Winston-Salem’s a/perture Cinema hosts ranks of the Vltava premiere screeing
The a/perture cinemas in Winston- Salem was the place to be Sunday night, as members of the cast and crew of the independent short film Banks of the Vltava congregated for a special screening of the film.
Set during World War II, the film brings to life the legend of the Golem, the fabled creature of Jewish folklore. As the Jewish citizens are being persecuted and murdered by Nazi soldiers, the Golem becomes a symbol of retribution as it comes to life and slaughters those who would kill the Jews. But once a Golem gets going, it can be deadly difficult to stop its rampage. Therein lies the moral of the story. Violence, no matter how righteous, tends to beget more violence.
“We wanted to make a monster movie,” explained filmmaker Dan AR Kelly, the film’s writer/director/producer and co-story writer, who also donned the Golem costume for the film, which was filmed entirely in the Piedmont Triad region (doubling for Eastern Europe). The entire production spanned 2.5 years, including CGI special effects.
Kelly thanked those friends and supporters (and journalists!) who had braved the cold weather to be in attendance for the screening, and praised those who helped make the film. He specifically thanked his wife and daughter “for being the only things cooler than making movies.”
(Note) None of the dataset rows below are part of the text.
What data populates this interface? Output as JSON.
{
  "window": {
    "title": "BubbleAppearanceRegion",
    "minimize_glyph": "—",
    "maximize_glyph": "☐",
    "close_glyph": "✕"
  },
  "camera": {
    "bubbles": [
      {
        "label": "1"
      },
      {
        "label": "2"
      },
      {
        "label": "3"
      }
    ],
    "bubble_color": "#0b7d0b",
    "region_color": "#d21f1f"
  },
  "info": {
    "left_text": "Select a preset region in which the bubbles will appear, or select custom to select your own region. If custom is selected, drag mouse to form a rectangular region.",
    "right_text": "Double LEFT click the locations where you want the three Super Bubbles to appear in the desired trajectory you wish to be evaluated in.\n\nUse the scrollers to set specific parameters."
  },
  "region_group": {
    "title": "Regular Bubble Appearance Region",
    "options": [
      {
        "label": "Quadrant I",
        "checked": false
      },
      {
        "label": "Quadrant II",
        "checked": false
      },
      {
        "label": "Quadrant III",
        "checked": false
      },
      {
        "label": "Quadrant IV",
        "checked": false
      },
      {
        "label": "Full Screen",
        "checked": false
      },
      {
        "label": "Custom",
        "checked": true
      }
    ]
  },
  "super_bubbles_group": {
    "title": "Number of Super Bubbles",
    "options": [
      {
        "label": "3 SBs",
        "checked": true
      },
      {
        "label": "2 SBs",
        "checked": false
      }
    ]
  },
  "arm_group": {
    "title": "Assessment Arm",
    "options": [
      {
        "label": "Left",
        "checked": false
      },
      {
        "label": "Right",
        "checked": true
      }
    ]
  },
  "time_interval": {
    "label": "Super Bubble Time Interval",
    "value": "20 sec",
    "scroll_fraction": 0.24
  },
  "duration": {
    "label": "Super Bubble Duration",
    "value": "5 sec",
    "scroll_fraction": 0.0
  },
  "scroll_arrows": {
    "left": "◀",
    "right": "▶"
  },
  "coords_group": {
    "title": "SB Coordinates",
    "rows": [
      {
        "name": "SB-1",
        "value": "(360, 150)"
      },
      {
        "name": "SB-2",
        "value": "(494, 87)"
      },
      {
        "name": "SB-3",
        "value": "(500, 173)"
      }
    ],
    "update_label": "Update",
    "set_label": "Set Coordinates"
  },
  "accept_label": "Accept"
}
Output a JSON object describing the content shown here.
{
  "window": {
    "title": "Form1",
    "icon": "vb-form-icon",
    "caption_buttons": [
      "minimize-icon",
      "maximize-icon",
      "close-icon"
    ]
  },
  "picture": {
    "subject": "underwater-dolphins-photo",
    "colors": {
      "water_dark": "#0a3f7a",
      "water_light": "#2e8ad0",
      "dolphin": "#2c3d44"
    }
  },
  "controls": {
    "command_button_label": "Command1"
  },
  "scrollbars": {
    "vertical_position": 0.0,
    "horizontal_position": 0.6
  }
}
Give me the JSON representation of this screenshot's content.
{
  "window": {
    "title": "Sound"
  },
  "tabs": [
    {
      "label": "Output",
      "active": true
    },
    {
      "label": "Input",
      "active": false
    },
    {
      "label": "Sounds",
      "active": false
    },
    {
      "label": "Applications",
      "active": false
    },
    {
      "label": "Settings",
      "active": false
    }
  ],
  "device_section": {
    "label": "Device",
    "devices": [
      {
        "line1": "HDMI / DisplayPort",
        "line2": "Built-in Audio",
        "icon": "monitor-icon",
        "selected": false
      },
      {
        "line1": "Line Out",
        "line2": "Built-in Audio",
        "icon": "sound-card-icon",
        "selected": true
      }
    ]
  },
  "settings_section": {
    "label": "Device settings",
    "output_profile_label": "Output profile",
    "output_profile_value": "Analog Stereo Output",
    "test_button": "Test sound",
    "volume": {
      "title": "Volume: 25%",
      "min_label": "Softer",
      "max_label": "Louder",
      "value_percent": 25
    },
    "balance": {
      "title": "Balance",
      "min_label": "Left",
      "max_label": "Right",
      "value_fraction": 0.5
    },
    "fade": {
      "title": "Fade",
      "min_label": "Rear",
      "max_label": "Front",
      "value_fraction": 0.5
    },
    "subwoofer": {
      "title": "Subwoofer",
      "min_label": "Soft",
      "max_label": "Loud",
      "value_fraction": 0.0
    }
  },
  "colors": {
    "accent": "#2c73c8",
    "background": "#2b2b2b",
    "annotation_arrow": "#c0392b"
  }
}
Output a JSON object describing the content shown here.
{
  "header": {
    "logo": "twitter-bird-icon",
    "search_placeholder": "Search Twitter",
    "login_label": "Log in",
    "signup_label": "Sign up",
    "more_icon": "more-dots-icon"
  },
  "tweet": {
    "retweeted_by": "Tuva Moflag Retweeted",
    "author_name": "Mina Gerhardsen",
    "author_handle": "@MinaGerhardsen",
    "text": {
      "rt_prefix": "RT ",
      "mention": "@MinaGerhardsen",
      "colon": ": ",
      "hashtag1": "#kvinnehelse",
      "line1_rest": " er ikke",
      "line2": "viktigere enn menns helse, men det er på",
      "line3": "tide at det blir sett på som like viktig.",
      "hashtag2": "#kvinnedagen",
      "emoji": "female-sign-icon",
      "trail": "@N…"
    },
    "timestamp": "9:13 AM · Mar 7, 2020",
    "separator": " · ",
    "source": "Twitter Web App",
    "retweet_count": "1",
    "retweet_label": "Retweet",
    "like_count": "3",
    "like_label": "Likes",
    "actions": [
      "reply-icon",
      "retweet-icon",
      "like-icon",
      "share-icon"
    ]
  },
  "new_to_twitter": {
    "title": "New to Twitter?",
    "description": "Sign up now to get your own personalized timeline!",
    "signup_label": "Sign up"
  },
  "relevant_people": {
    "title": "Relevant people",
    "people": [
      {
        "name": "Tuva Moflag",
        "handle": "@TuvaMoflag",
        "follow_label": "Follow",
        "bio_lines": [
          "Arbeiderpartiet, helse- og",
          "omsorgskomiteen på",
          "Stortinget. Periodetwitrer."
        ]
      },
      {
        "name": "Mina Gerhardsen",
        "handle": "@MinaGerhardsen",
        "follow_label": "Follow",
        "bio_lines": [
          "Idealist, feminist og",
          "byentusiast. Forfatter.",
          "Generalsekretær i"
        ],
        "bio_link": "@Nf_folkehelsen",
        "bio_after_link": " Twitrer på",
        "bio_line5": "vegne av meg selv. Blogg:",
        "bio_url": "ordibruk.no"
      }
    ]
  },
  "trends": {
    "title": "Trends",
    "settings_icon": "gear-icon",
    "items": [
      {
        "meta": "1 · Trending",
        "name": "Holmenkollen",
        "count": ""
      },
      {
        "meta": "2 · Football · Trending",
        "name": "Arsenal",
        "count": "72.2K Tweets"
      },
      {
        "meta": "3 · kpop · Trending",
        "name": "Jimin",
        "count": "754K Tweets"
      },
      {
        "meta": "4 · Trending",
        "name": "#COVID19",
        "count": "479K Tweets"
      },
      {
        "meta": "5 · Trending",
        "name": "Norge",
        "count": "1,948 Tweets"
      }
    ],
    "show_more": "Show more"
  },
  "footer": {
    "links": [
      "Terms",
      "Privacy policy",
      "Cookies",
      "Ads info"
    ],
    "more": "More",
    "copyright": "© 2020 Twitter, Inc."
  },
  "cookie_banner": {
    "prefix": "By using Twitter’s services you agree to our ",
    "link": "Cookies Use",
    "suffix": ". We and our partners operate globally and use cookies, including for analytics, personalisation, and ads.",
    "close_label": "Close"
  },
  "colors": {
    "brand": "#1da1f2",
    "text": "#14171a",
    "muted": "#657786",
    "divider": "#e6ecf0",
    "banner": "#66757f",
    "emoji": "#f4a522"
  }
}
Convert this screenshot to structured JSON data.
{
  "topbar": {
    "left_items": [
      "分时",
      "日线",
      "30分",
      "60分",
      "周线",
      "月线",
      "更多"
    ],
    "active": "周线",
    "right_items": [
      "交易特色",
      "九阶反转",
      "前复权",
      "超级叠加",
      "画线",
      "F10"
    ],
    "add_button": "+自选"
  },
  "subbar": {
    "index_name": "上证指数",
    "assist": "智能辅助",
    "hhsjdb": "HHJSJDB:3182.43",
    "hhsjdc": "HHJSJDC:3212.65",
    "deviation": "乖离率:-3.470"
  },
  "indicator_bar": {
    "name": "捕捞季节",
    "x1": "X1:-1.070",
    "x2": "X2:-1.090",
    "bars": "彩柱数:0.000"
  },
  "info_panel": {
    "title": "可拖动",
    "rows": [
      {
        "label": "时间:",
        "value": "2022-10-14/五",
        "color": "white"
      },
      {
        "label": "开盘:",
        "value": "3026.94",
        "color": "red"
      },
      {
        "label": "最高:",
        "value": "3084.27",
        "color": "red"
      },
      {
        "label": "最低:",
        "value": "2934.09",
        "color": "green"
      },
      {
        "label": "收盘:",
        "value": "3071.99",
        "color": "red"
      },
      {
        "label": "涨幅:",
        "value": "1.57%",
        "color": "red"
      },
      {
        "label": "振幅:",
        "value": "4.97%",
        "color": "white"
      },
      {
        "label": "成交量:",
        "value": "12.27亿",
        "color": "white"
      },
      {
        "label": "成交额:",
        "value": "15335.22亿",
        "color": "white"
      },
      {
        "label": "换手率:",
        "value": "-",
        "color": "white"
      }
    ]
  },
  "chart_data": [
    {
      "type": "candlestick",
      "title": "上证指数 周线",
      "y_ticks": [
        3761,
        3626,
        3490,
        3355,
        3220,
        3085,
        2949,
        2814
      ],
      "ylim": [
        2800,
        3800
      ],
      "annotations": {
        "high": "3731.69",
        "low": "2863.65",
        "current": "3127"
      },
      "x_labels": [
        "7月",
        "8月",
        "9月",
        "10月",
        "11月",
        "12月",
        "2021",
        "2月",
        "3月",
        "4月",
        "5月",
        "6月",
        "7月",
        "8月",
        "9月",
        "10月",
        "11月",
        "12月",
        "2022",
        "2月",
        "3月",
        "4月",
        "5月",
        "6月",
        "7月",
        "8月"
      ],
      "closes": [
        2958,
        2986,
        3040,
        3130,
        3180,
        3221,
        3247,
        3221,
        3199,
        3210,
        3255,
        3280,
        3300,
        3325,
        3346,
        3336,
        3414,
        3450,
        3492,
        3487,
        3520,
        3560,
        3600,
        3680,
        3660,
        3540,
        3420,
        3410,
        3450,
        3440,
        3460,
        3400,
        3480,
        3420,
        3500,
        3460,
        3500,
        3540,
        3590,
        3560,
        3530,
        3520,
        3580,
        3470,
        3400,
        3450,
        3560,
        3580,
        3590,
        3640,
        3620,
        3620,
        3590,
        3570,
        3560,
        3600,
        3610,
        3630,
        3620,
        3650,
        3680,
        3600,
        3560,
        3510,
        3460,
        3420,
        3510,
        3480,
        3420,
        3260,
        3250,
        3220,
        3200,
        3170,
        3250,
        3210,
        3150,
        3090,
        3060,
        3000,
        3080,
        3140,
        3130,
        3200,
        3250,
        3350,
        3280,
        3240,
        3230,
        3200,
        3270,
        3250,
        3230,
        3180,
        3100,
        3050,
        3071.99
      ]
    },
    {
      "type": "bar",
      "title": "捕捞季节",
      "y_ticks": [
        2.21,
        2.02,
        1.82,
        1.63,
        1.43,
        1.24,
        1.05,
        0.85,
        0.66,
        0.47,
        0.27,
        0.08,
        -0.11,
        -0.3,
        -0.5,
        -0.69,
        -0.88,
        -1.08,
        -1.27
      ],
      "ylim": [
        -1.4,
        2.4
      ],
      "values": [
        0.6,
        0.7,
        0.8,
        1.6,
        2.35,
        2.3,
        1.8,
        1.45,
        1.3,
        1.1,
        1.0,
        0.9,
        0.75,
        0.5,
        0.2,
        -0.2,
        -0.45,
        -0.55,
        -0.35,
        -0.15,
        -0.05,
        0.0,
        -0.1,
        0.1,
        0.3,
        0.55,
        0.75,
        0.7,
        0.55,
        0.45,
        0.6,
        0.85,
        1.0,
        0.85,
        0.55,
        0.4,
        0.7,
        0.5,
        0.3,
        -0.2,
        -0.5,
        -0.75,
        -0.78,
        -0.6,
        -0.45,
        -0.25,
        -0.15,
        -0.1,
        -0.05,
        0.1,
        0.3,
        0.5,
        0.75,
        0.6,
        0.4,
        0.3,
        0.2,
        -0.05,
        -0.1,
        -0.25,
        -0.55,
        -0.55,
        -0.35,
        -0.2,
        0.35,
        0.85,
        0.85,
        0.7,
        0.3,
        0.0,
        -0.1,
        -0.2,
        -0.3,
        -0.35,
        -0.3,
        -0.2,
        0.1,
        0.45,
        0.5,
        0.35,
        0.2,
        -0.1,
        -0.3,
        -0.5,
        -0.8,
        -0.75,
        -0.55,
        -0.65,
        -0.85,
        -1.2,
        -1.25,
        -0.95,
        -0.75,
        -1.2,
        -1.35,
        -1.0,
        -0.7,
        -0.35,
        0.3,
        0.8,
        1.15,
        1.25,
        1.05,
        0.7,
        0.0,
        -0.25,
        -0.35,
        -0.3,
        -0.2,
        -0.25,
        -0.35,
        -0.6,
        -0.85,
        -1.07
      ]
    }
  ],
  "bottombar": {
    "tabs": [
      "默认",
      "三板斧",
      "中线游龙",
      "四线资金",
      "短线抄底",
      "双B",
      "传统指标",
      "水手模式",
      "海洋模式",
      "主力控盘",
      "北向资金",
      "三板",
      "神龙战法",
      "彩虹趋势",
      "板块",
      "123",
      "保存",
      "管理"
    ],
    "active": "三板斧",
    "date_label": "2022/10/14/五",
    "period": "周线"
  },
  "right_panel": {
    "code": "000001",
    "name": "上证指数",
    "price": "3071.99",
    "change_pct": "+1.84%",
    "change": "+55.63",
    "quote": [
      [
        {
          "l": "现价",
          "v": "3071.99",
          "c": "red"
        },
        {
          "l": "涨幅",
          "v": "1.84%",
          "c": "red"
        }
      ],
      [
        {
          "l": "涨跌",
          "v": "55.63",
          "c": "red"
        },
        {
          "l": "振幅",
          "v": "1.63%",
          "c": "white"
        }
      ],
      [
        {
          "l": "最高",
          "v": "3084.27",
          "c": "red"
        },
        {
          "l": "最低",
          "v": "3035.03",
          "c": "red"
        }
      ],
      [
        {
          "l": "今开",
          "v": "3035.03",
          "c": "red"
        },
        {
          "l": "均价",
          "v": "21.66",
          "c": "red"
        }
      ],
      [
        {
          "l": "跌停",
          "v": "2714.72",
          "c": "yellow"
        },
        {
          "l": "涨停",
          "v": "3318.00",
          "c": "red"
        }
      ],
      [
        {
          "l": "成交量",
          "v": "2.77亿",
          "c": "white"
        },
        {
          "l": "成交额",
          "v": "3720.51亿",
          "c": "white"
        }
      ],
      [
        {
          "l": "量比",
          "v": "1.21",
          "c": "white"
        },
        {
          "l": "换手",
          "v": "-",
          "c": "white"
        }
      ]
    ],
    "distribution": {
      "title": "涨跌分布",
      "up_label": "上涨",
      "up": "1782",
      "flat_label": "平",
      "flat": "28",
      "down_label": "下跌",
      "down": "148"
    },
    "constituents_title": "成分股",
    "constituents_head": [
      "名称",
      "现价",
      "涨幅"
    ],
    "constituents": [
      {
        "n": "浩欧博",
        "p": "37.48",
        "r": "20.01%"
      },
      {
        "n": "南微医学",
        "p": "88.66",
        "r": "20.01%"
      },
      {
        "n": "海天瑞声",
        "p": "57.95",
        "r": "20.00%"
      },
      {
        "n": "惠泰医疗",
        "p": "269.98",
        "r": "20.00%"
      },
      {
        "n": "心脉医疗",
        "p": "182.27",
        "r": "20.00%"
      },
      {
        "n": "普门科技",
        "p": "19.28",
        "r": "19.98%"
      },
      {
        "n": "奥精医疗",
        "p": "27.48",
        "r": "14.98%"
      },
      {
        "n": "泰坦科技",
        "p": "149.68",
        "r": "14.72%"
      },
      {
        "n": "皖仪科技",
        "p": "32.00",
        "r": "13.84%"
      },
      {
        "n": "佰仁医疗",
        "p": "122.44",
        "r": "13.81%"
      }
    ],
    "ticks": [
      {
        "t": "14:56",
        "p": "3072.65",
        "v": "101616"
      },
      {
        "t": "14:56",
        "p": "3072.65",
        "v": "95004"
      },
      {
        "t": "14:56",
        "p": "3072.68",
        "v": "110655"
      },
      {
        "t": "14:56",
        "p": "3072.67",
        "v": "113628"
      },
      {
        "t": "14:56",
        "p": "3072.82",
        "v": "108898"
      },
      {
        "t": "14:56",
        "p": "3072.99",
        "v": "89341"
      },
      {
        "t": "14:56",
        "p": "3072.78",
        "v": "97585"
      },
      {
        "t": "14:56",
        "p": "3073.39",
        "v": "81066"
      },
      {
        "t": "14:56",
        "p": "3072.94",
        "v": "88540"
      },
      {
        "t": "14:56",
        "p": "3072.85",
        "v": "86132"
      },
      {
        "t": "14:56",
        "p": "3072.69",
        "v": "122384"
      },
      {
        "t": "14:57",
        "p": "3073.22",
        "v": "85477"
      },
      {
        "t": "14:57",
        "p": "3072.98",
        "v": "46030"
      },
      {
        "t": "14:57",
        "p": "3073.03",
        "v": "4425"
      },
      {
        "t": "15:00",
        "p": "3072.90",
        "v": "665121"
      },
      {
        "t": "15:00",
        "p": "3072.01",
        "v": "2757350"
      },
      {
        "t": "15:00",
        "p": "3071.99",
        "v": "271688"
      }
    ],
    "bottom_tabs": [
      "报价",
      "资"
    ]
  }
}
Banks of the Vltava stars Rami Rothstein as Rabbi Gabcik and Mike Shuford as Rabbi Lowe, and the cast also includes Franny Civitano, Antje Price, Skyler Narotsky, David G. Holland, Bill Davis, Woody Andrews, Mason Bruce and Michael Kamtman.
With the film now completed, Kelly, a veteran of the Greensboro 48 Hour Film Project, said he hopes to take the film on the festival circuit.
There was a private screening of the film for invited guests, followed shortly thereafter by a public screening. After which, guests convened at the offices of Altair Casting & Production Services on Coliseum Drive for libation and conversation, not only about this film but about the local film industry in general.
With Banks of the Vlatva now complete, Kelly said he’s looking forward to making more movies. “Bring ’em on,” he joked.
For more information about Banks of the Vltava and other projects by the filmmakers, see www.walkintheparkpictures.com/.
The 2011 Triad Jewish Film Festival continues this week in Greensboro, with screenings taking place at the Regal Grande Cinema in the Friendly Center (3205 Northline Ave., Greensboro).
Presented by the Greensboro Jewish Federation, the festival’s ongoing mission has been to “Enlighten. Educate. Entertain.”
The festival’s opening night film, The Yankles, about a baseball team of orthodox Jews, was a sell-out. Next up is Shlomi Eldar’s critically acclaimed feature debut, the documentary Precious Life, which details the efforts of Israeli doctors to save the life of a Palestinian child suffering from an immunedeficiency disorder.
In his review, Joe Morgenstern of the Wall Street Journal wrote: “As of now, the only thing I can imagine standing in the way of an Oscar for Precious Life is peace breaking out before the ballots go in the mail.” Added Stephen Farber of The Hollywood Reporter: “The film has as much tension as a good
thriller and more honest emotion than most Hollywood tearjerkers… and it’s suffused with moral intelligence.”
Precious Life will be screened 7:30 p.m. this Thursday. (In Hebrew and Arabic with English subtitles) The festival will then conclude with Berlin ‘36, director Kaspar Heidelbach’s factbased sports drama about Gretel Bergmann (Karoline Herfurth), widely acclaimed as one of the world’s best high-jumpers. Trouble is, she’s Jewish, and Germany — then in the throes of Nazi dominance — wasn’t permitting Jewish athletes to compete in the 1936 Olympic Games, which were to be held in Berlin.
In an effort to appease other nations (including this one) that had threatened to boycott the Olympics, Gretel was permitted to represent Germany in the games, albeit begrudgingly. Yet how can an athlete properly represent a nation that discriminates against her, and how can a nation properly support an athlete it discriminates against?
Berlin ‘36 will be screened 7:30 p.m.
Saturday. (In German with English subtitles) It’s highly unlikely that either Precious Life or Berlin ‘36 — or any of the films selected by the Triad Jewish Film Festival, for that matter — would see theatrical release hereabouts were it not for the festival.
Tickets to each screening are $10.
Reserving advance tickets is suggested. For more information about the festival, call 336.852.5433 or check out the official Triad Jewish Film Festival website: www.myTJFF. com.